Neither candidate held back in her critiques of the other (see: Warren’s pointed smirk when Klobuchar referred to her as just “Elizabeth”), and both Warren’s and Klobuchar’s answers on taxes and health care made clear their differing political priorities and world views.
The only thing out of the ordinary about it was that both of these candidates are women. And there was something wildly refreshing about seeing a primary debate stage with enough women on it that they could get into vigorous, healthy ― and yes, heated, even tense ― arguments over policy.
“Amy Klobuchar’s simmering hatred for Elizabeth Warren is not feminism, but it doesn’t have to be,” tweeted feminist conmentator Shelby Knox. “Feminism is having 4 women, 2 of them [women of color], on the #demdebate stage, running for president. They don’t have to get along.”

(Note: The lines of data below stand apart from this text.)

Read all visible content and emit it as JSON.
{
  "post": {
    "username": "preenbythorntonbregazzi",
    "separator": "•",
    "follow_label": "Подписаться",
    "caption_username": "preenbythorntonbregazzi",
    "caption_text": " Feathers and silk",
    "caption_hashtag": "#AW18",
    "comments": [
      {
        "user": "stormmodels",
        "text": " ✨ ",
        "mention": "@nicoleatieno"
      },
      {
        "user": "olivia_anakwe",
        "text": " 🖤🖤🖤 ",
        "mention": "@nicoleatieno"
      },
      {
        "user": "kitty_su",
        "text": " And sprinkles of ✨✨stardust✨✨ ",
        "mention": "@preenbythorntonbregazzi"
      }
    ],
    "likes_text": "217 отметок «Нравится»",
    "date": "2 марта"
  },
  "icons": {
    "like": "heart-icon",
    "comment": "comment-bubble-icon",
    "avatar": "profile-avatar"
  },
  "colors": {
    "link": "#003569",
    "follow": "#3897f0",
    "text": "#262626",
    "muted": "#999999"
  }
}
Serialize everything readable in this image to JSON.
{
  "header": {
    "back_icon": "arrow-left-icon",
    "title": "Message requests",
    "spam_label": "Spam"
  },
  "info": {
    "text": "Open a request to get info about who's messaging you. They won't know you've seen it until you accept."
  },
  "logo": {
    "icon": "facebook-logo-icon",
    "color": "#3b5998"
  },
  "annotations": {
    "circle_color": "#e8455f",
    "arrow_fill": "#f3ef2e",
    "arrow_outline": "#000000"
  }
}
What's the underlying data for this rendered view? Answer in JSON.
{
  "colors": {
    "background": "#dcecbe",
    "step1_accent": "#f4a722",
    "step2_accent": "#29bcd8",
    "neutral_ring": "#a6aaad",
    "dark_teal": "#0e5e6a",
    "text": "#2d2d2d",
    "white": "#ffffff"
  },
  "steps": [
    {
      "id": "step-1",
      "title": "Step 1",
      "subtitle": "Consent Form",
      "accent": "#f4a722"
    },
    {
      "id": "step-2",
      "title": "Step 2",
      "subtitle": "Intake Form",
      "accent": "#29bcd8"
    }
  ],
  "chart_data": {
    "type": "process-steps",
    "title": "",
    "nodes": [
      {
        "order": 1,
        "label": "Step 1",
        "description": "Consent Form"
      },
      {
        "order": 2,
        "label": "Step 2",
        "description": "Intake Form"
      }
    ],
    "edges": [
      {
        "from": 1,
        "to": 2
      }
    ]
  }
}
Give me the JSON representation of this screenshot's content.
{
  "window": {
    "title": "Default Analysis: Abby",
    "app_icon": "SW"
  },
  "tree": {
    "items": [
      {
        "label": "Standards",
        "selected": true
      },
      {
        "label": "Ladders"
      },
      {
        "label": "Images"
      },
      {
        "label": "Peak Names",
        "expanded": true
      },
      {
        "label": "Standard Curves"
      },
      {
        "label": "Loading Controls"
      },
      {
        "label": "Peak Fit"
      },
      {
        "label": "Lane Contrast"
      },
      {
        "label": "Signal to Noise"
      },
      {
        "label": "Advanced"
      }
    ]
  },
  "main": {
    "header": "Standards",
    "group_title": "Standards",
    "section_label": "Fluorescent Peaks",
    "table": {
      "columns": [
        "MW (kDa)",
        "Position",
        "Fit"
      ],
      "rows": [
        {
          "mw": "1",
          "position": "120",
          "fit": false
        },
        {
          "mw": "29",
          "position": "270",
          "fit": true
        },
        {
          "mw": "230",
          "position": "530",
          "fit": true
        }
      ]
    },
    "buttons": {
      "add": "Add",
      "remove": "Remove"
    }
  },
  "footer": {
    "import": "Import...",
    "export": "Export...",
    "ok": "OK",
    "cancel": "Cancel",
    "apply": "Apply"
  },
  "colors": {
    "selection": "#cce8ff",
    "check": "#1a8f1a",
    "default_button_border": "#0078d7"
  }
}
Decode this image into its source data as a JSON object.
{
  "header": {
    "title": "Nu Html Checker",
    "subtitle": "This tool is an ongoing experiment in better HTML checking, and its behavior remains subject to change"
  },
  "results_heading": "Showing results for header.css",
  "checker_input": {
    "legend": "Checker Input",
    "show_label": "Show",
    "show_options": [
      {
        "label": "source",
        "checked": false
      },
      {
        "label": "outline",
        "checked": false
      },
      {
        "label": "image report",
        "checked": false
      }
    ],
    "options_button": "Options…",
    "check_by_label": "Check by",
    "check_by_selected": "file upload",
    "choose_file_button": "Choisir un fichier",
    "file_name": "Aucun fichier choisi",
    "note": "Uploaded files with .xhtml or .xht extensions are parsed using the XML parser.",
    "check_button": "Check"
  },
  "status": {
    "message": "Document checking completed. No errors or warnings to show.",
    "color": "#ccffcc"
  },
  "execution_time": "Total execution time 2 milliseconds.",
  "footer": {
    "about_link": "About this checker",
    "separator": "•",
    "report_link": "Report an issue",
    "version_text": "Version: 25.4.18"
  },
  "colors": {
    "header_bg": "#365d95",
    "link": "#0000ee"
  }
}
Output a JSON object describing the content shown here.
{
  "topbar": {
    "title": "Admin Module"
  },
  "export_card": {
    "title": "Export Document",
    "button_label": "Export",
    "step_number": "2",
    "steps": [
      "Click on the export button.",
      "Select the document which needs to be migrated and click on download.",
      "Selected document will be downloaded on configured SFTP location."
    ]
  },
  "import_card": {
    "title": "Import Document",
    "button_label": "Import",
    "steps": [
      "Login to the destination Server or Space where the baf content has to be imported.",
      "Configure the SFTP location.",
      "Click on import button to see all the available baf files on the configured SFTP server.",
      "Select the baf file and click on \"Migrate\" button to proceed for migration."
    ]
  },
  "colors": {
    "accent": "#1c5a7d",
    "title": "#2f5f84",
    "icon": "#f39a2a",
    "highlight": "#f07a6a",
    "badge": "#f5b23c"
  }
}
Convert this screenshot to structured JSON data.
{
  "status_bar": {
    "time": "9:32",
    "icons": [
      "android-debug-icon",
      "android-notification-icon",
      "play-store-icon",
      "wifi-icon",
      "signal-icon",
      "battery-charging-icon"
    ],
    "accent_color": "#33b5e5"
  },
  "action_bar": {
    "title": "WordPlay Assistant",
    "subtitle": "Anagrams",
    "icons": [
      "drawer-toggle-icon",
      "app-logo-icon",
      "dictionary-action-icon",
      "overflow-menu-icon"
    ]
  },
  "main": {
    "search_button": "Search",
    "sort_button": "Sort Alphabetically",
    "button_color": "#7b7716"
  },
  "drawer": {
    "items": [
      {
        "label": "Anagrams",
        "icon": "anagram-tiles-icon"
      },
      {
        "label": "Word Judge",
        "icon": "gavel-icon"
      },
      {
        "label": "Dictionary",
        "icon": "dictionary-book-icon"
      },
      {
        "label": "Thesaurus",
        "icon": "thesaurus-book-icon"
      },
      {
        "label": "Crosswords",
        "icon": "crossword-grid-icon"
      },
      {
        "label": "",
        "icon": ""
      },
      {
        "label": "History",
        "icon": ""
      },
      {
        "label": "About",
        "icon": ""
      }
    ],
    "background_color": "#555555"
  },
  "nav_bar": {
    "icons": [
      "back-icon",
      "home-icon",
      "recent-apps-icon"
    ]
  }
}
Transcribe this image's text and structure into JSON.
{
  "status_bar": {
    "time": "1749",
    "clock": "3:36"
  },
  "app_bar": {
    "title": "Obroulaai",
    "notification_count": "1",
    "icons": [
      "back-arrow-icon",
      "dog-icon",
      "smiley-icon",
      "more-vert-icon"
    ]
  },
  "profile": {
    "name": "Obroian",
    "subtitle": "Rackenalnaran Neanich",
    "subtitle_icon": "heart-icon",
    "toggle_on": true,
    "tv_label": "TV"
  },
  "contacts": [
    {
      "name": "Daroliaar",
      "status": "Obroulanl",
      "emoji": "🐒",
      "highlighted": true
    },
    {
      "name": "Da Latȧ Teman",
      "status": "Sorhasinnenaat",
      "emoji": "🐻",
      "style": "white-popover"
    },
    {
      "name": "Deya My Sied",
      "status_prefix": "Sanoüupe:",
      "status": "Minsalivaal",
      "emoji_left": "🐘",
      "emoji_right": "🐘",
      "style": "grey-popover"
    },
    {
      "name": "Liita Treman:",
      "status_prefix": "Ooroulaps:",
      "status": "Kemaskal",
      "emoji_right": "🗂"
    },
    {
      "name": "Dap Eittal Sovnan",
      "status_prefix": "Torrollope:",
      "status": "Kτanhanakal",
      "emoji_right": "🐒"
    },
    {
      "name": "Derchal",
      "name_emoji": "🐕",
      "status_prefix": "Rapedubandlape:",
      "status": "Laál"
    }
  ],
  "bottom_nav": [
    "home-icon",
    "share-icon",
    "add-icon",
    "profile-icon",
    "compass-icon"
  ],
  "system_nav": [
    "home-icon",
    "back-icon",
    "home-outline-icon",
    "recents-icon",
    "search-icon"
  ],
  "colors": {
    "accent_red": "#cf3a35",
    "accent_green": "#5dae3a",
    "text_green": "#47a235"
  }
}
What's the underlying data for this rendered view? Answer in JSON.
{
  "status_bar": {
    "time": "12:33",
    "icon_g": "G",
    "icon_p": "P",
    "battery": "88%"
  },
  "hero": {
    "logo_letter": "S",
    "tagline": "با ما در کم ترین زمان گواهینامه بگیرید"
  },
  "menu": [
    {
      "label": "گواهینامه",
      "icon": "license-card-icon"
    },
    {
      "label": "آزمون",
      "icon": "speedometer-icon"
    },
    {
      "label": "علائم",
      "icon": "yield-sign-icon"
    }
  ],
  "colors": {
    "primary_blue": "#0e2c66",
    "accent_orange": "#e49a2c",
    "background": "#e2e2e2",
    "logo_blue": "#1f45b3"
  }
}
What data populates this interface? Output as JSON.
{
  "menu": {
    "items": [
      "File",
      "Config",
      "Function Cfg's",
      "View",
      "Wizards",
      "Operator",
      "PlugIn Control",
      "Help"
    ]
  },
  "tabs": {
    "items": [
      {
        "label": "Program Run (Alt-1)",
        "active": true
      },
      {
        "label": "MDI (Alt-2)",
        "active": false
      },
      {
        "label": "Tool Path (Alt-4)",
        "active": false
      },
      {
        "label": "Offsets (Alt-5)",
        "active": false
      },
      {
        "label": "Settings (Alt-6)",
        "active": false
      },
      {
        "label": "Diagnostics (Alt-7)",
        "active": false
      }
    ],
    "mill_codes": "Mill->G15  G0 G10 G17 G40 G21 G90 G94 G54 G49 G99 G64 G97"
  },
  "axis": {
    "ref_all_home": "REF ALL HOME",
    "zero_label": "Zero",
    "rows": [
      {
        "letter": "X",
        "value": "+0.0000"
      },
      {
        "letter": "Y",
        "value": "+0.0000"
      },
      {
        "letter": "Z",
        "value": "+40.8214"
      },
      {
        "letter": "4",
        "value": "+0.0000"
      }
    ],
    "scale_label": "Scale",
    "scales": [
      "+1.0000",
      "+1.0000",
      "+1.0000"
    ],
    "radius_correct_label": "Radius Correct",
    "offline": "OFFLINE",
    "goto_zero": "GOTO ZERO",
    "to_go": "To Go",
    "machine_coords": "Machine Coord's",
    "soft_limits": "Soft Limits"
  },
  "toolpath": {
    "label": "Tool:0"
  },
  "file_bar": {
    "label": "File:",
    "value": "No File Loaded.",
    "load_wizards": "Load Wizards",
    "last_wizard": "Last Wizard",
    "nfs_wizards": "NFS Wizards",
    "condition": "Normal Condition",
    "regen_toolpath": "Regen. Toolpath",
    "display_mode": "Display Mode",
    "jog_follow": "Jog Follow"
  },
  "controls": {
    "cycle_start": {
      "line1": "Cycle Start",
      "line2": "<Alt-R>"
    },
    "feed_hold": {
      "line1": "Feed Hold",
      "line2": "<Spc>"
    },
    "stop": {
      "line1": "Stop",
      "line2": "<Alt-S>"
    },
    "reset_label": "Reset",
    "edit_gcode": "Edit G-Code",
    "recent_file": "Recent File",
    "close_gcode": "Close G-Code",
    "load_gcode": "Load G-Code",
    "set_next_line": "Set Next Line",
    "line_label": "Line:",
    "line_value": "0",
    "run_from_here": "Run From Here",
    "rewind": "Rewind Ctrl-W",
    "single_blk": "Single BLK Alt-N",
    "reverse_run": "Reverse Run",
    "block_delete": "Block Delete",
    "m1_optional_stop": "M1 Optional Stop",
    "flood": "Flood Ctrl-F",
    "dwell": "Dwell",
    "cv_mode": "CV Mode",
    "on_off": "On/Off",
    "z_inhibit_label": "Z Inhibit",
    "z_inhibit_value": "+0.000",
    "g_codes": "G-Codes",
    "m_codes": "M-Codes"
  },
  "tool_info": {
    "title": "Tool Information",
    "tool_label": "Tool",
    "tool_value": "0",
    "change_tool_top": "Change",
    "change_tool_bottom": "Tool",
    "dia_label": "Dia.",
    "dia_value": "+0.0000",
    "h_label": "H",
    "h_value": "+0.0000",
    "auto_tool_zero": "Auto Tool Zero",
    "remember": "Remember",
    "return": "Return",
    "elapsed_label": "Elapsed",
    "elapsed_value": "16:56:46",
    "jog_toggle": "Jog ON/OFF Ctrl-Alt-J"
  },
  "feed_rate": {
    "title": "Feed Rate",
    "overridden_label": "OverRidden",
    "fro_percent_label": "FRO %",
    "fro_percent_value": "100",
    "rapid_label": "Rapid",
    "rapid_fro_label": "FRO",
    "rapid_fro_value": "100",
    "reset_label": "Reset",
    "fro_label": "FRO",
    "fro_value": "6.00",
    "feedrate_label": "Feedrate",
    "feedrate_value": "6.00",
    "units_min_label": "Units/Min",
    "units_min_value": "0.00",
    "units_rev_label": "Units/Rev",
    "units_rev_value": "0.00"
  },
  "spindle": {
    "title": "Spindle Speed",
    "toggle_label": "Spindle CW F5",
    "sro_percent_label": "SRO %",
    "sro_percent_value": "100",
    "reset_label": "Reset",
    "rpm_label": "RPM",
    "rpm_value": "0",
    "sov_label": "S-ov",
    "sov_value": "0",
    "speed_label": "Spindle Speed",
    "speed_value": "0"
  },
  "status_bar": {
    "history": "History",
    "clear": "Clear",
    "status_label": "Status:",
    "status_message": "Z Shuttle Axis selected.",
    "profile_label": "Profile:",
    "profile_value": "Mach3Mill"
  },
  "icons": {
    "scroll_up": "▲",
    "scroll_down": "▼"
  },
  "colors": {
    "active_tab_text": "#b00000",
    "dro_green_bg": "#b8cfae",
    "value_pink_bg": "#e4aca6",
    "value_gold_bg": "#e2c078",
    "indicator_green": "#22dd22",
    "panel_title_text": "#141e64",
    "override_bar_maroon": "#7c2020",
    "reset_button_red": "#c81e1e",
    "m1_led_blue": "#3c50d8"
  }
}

Klobuchar and Warren represent just half of the women who qualified for Tuesday’s debate ― Sen. Kamala Harris (D-Calif.) and Rep. Tulsi Gabbard (D-Hawaii) also joined the 12-person debate stage. Harris and Warren debated each other about big tech and whether Twitter should suspend Donald Trump’s account. Klobuchar chimed in to talk about monopolies. None of these disagreements were over “women’s issues,” per se. (It’s also worth noting that all the candidates ― not just the women ― were asked directly about abortion rights by moderator Erin Burnett.)
These candidates represent a diversity of not just political ideology but of personal experience. They span generations, racial identities and religious identities. They bring different strengths and weaknesses to the table. In short, they are like any other set of Democratic presidential candidates, gender being only one relevant detail of their lives and political careers.
When there isn’t a singular woman inadvertently tasked with representing all American women, female politicians are free to simply be politicians. This is something that Hillary Clinton struggled with during the 2016 presidential campaign. She was THE woman, saddled with all of the baggage of institutional sexism and misogyny, and all the weight of being THE FIRST. She just didn’t… look presidential. She was just a little… shrill. A little… cold. A little… nasty. A woman could absolutely ― should absolutely ― be president. Just not her. But when there are more women out there campaigning, these baseless, sexist digs simply don’t land in the same way.
“Every woman [who] runs makes it easier for the next woman,” Christina Reynolds, vice president of communications for EMILY’s List, told HuffPost in January, “in part because it changes the way we look at candidates.”
There is also a pressure, when there is just one woman candidate, for all women to line up behind her. In 2016, Gloria Steinem was criticized for suggesting that younger women were supporting Sen. Bernie Sanders (I-Vt.) because that’s where “the boys” were. Understandably, many young female voters felt offended at the idea that their politics must align with Clinton simply because they shared a gender identity with her. Again, not having just one and only woman candidate relieves this pressure and allows the women running for president to make it crystal clear that women are by no means a monolith.
In January, when the presidential primary was just kicking off, I wondered whether “in 2020, the sheer number of them out on the campaign trail and on the debate stage, expressing a variety of political views, even arguing with each other while displaying a variety of demeanors, will force voters to look at women politicians as individual candidates, rather than as avatars for 52 percent of the population.”
If Tuesday night’s debate is any indication, we’re on our way there.